The challenge with WPA2 Enterprise, however, is that it takes a lot of IT resources to setup and maintain the database.  While large corporations have the knowledge, resources, and funds to do this, most small/medium businesses (SMBs) do not.   SMBs generally do not have the IT resources (knowledge or funds) to set up WPA2 Enterprise and MDM systems, so rely upon WPA2 Personal (i.e. passphrase) for Wi-Fi security of their business.  Most SMBs also have fairly liberal bring-your-own-device (BYOD) policies, and it only takes one user with one device sharing the Wi-Fi credentials to compromise the security of the network.   To complicate matters further, most consumer and IoT network devices may not even support WPA2 Enterprise.
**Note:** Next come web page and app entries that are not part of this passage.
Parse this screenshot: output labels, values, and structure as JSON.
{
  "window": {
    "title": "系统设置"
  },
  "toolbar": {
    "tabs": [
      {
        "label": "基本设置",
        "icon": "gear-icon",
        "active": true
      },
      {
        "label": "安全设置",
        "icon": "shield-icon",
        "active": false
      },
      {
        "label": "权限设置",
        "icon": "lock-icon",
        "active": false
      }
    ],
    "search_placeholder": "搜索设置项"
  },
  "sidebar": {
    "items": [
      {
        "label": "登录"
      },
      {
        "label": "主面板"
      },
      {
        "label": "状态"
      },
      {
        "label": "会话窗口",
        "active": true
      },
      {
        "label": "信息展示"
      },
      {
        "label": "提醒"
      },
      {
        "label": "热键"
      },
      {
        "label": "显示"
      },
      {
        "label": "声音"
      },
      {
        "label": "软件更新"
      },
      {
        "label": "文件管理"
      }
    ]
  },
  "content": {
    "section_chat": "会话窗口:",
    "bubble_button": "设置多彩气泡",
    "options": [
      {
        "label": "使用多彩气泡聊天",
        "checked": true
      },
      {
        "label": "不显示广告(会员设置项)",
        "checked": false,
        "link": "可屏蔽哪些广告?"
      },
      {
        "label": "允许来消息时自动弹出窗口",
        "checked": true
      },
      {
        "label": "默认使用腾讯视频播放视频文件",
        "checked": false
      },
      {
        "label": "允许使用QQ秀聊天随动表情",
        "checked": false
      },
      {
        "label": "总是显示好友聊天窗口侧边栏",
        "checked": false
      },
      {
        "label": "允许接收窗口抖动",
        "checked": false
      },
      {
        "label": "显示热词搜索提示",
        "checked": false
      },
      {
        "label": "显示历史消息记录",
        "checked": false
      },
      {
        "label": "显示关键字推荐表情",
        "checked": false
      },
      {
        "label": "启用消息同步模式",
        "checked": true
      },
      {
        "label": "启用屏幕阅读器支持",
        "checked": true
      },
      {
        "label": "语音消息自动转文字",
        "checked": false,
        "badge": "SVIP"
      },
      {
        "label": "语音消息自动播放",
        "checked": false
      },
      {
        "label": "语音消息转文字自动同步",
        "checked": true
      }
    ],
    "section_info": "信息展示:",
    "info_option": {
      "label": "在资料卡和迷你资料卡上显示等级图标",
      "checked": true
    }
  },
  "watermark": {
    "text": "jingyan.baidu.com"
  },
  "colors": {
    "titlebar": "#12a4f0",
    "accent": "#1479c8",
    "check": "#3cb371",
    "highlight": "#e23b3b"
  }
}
So what are SMBs to do?  There are limited options:
  • VLANs:  Segment your business network from your guest network, and only allow BYOD on your guest network (http://www.emperorwifi.com/2015/05/vlans-why-you-always-want-to-use-them.html).   This may require some network hardware as well as configuration upgrades, and may not even be practical for some businesses.  This also won’t completely protect you if you need some of those BYOD devices on your corporate network for your daily operations.
  • PPSK:  Implement a Wi-Fi solution with personal pre-shared key (PPSK).  Unfortunately, there are only a few enterprise AP vendors (i.e. Cisco, Aerohive, Ruckus) that offer this functionality, and while I’m sure they all want to sell in the SMB space, their pricing and complexity are generally prohibitive for the SMB market.  Devin Akin has a good blog on PPSK and its relevance to IoT (http://divdyn.net/iot-fly/). 
The reality is that both VLANs and PPSK will ultimately be required.   AP vendors who focus on the SMB market generally support VLANs today and will ultimately offer integrated PPSK solutions.  Such solutions may be slow to appear, however, so I wouldn't be surprised to see one or more plucky startup firms try to fill this security void.  Watch this space.

Given the trends of more Wi-Fi Passphrase sharing applications, we need to accept that passphrase sharing is part of the new world order, and that WPA2 Personal is no longer sufficient  for the needs of SMBs or even for consumers who want to keep their network resources private.